◆ Exercise goal
When you repeat the records, keep every word exact and drop each picture.

◆ Data about app and page elements
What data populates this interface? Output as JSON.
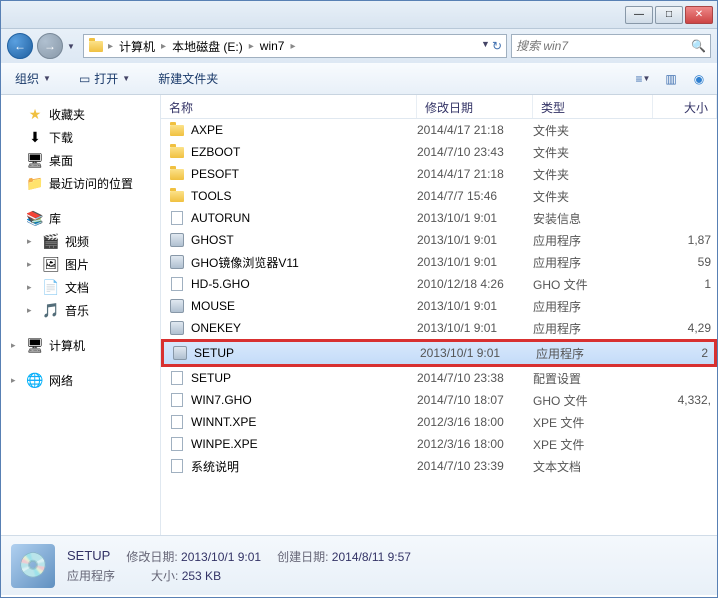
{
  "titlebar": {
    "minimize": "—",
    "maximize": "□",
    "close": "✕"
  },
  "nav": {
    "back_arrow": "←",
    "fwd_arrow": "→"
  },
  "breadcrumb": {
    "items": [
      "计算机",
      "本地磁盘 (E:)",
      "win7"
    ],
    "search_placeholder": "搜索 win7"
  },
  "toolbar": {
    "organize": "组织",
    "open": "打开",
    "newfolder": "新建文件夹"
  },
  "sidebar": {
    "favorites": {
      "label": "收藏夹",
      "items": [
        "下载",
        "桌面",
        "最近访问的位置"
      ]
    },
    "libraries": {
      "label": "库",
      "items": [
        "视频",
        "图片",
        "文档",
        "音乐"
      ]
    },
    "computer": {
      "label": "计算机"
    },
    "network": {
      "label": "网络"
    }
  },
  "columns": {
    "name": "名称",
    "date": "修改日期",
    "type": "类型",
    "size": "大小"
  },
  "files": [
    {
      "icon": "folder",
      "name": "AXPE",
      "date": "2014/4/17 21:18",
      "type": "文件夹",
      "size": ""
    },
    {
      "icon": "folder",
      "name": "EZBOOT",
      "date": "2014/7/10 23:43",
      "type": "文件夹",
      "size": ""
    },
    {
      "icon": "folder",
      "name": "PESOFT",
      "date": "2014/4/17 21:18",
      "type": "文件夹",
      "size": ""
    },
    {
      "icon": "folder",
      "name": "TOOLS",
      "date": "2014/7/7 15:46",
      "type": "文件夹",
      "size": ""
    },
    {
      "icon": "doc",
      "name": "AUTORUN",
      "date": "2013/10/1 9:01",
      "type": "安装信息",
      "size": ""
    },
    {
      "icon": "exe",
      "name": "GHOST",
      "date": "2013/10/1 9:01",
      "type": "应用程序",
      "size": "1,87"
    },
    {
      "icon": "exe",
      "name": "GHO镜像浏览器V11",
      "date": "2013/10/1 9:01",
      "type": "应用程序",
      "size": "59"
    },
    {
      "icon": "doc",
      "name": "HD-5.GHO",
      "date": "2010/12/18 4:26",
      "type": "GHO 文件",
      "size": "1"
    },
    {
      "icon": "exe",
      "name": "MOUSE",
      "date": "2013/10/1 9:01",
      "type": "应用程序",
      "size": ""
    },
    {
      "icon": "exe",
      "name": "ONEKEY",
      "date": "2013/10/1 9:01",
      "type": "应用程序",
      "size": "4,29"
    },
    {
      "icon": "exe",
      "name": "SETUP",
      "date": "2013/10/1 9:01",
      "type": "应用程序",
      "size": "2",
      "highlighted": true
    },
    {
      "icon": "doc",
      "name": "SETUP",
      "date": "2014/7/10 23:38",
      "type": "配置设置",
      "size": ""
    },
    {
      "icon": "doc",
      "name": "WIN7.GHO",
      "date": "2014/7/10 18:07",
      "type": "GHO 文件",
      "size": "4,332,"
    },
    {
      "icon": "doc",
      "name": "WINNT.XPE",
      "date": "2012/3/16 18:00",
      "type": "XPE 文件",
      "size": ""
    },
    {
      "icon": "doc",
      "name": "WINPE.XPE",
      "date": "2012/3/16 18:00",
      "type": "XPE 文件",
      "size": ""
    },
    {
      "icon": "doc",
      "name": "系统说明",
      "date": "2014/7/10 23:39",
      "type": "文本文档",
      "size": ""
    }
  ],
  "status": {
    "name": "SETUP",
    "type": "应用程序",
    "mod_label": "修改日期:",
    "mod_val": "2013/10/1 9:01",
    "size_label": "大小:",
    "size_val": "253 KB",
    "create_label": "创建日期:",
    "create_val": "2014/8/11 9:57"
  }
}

◆ Exercise output
What data populates this interface? Output as JSON.
{
  "titlebar": {
    "minimize": "—",
    "maximize": "□",
    "close": "✕"
  },
  "nav": {
    "back_arrow": "←",
    "fwd_arrow": "→"
  },
  "breadcrumb": {
    "items": [
      "计算机",
      "本地磁盘 (E:)",
      "win7"
    ],
    "search_placeholder": "搜索 win7"
  },
  "toolbar": {
    "organize": "组织",
    "open": "打开",
    "newfolder": "新建文件夹"
  },
  "sidebar": {
    "favorites": {
      "label": "收藏夹",
      "items": [
        "下载",
        "桌面",
        "最近访问的位置"
      ]
    },
    "libraries": {
      "label": "库",
      "items": [
        "视频",
        "图片",
        "文档",
        "音乐"
      ]
    },
    "computer": {
      "label": "计算机"
    },
    "network": {
      "label": "网络"
    }
  },
  "columns": {
    "name": "名称",
    "date": "修改日期",
    "type": "类型",
    "size": "大小"
  },
  "files": [
    {
      "icon": "folder",
      "name": "AXPE",
      "date": "2014/4/17 21:18",
      "type": "文件夹",
      "size": ""
    },
    {
      "icon": "folder",
      "name": "EZBOOT",
      "date": "2014/7/10 23:43",
      "type": "文件夹",
      "size": ""
    },
    {
      "icon": "folder",
      "name": "PESOFT",
      "date": "2014/4/17 21:18",
      "type": "文件夹",
      "size": ""
    },
    {
      "icon": "folder",
      "name": "TOOLS",
      "date": "2014/7/7 15:46",
      "type": "文件夹",
      "size": ""
    },
    {
      "icon": "doc",
      "name": "AUTORUN",
      "date": "2013/10/1 9:01",
      "type": "安装信息",
      "size": ""
    },
    {
      "icon": "exe",
      "name": "GHOST",
      "date": "2013/10/1 9:01",
      "type": "应用程序",
      "size": "1,87"
    },
    {
      "icon": "exe",
      "name": "GHO镜像浏览器V11",
      "date": "2013/10/1 9:01",
      "type": "应用程序",
      "size": "59"
    },
    {
      "icon": "doc",
      "name": "HD-5.GHO",
      "date": "2010/12/18 4:26",
      "type": "GHO 文件",
      "size": "1"
    },
    {
      "icon": "exe",
      "name": "MOUSE",
      "date": "2013/10/1 9:01",
      "type": "应用程序",
      "size": ""
    },
    {
      "icon": "exe",
      "name": "ONEKEY",
      "date": "2013/10/1 9:01",
      "type": "应用程序",
      "size": "4,29"
    },
    {
      "icon": "exe",
      "name": "SETUP",
      "date": "2013/10/1 9:01",
      "type": "应用程序",
      "size": "2",
      "highlighted": true
    },
    {
      "icon": "doc",
      "name": "SETUP",
      "date": "2014/7/10 23:38",
      "type": "配置设置",
      "size": ""
    },
    {
      "icon": "doc",
      "name": "WIN7.GHO",
      "date": "2014/7/10 18:07",
      "type": "GHO 文件",
      "size": "4,332,"
    },
    {
      "icon": "doc",
      "name": "WINNT.XPE",
      "date": "2012/3/16 18:00",
      "type": "XPE 文件",
      "size": ""
    },
    {
      "icon": "doc",
      "name": "WINPE.XPE",
      "date": "2012/3/16 18:00",
      "type": "XPE 文件",
      "size": ""
    },
    {
      "icon": "doc",
      "name": "系统说明",
      "date": "2014/7/10 23:39",
      "type": "文本文档",
      "size": ""
    }
  ],
  "status": {
    "name": "SETUP",
    "type": "应用程序",
    "mod_label": "修改日期:",
    "mod_val": "2013/10/1 9:01",
    "size_label": "大小:",
    "size_val": "253 KB",
    "create_label": "创建日期:",
    "create_val": "2014/8/11 9:57"
  }
}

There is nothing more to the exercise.